> - Differentiate by groups.  i.e., if all your users are in one group, then
> you know who isn't.
>
> I think if your admins don't do stupid things (create user accounts under
> 1000, create accounts starting with _, etc.) then just parsing /etc/passwd
> would likely be the simplest way.
>
> As practical experience, that's what I've done when migrating systems,
> etc.  I assume that people play by the rules, so if I need to identify all
> the user accounts (to recreate them on a new system or something), I
> exclude uids under 1000 as a starting point.
>
>
> On Mon, May 8, 2017 at 4:51 AM, Marcus MERIGHI <[hidden email]>
> wrote:
>
>> [hidden email] (STeve Andre'), 2017.05.06 (Sat) 20:37 (CEST):
>> > On 05/06/17 14:27, Luke Small wrote:
>> > > Is there a way to determine all users on a system that the users
>> command
>> > > doesn't seem to show? like _x11 and _ntpd
>>
>> users(1) - list current users
>>
>> I'd try ps(1) and get all active users from there.
>>
>> If you are after *all* users (inactive ones as well) you could use
>> "getent(1) passwd" and parse from there.
>>
>> Marcus
>>
>> > What's a user?
>> >
>> > Maybe you want to look at /etc/passwd.  The first four lines are
>> >
>> > root:*:0:0:Charlie &:/root:/bin/ksh
>> > daemon:*:1:1:The devil himself:/root:/sbin/nologin
>> > operator:*:2:5:System &:/operator:/sbin/nologin
>> > bin:*:3:7:Binaries Commands and Source:/:/sbin/nologin
>> >
>> > You can parse that with awk and do stuff.  Read about passwd(5) to
>> > understand the format.  A login shell of /sbin/nologin means
>> > it isn't interactive.  That might get you started?
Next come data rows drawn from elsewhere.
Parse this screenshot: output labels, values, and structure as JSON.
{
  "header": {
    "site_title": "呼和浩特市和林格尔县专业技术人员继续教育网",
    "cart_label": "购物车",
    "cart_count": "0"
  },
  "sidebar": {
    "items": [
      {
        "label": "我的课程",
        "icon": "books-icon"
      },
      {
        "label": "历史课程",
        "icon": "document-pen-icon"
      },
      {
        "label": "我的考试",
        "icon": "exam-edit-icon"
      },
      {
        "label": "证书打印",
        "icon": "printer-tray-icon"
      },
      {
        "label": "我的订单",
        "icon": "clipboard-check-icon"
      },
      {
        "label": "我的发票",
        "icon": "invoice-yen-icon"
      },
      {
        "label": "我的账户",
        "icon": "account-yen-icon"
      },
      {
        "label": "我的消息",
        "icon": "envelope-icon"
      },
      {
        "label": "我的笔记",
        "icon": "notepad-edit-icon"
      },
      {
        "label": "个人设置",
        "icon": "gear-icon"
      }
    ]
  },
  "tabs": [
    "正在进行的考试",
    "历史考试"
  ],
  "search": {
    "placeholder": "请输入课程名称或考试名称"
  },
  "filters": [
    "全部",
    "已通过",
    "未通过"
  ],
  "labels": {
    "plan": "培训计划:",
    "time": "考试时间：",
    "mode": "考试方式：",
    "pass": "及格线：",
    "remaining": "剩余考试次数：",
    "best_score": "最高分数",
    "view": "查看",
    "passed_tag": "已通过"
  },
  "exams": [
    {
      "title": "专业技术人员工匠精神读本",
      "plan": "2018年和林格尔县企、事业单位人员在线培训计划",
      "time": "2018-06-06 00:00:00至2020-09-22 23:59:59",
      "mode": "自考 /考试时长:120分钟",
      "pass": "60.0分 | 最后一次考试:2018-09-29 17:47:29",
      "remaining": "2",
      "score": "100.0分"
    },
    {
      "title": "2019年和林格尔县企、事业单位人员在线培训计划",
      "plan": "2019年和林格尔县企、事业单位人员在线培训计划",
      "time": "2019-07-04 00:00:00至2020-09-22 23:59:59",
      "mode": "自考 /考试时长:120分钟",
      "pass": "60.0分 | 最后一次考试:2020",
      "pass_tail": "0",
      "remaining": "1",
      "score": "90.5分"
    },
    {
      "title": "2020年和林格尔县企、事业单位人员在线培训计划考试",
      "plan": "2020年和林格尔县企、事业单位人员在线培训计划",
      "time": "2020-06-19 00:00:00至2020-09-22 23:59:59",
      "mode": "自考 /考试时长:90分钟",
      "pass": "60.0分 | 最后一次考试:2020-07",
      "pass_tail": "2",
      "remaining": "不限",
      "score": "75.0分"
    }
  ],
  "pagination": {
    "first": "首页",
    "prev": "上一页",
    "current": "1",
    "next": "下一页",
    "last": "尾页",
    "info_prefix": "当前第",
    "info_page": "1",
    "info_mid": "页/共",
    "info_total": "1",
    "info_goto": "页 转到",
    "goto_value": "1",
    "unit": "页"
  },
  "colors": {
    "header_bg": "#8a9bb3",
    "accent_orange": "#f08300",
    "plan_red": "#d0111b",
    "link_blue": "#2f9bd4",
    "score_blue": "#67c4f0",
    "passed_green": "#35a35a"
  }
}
>> >
>> > --STeve Andre'
>> >
>> >
>> > !DSPAM:590e28ea17913841584367!
>> >
>>
>>
>
>
> --
> andrew fabbro
> [hidden email]
>
>